Required action :: Each record below should be printed exactly as it was written.

Provided information ::
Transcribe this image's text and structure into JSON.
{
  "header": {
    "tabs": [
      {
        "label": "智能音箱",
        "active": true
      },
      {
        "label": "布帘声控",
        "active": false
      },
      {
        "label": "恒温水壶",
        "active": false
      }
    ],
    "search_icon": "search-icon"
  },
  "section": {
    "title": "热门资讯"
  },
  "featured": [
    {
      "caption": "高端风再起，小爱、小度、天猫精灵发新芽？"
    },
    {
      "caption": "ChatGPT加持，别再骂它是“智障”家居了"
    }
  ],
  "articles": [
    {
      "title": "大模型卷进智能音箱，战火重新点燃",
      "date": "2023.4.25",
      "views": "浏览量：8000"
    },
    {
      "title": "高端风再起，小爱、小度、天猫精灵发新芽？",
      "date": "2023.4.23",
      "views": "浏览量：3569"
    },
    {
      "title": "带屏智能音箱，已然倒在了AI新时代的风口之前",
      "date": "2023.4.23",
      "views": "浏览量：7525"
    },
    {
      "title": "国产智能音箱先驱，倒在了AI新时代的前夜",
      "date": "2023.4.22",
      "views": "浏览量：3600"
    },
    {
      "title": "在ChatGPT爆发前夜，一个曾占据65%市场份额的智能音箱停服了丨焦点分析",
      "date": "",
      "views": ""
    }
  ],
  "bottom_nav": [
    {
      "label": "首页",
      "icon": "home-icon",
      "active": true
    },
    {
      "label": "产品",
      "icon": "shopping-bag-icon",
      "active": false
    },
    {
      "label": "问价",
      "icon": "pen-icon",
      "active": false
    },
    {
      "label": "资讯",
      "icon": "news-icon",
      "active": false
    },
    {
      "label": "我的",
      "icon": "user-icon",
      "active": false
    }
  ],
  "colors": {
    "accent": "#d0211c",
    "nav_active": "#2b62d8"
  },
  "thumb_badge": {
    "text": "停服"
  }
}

Result ::
Transcribe this image's text and structure into JSON.
{
  "header": {
    "tabs": [
      {
        "label": "智能音箱",
        "active": true
      },
      {
        "label": "布帘声控",
        "active": false
      },
      {
        "label": "恒温水壶",
        "active": false
      }
    ],
    "search_icon": "search-icon"
  },
  "section": {
    "title": "热门资讯"
  },
  "featured": [
    {
      "caption": "高端风再起，小爱、小度、天猫精灵发新芽？"
    },
    {
      "caption": "ChatGPT加持，别再骂它是“智障”家居了"
    }
  ],
  "articles": [
    {
      "title": "大模型卷进智能音箱，战火重新点燃",
      "date": "2023.4.25",
      "views": "浏览量：8000"
    },
    {
      "title": "高端风再起，小爱、小度、天猫精灵发新芽？",
      "date": "2023.4.23",
      "views": "浏览量：3569"
    },
    {
      "title": "带屏智能音箱，已然倒在了AI新时代的风口之前",
      "date": "2023.4.23",
      "views": "浏览量：7525"
    },
    {
      "title": "国产智能音箱先驱，倒在了AI新时代的前夜",
      "date": "2023.4.22",
      "views": "浏览量：3600"
    },
    {
      "title": "在ChatGPT爆发前夜，一个曾占据65%市场份额的智能音箱停服了丨焦点分析",
      "date": "",
      "views": ""
    }
  ],
  "bottom_nav": [
    {
      "label": "首页",
      "icon": "home-icon",
      "active": true
    },
    {
      "label": "产品",
      "icon": "shopping-bag-icon",
      "active": false
    },
    {
      "label": "问价",
      "icon": "pen-icon",
      "active": false
    },
    {
      "label": "资讯",
      "icon": "news-icon",
      "active": false
    },
    {
      "label": "我的",
      "icon": "user-icon",
      "active": false
    }
  ],
  "colors": {
    "accent": "#d0211c",
    "nav_active": "#2b62d8"
  },
  "thumb_badge": {
    "text": "停服"
  }
}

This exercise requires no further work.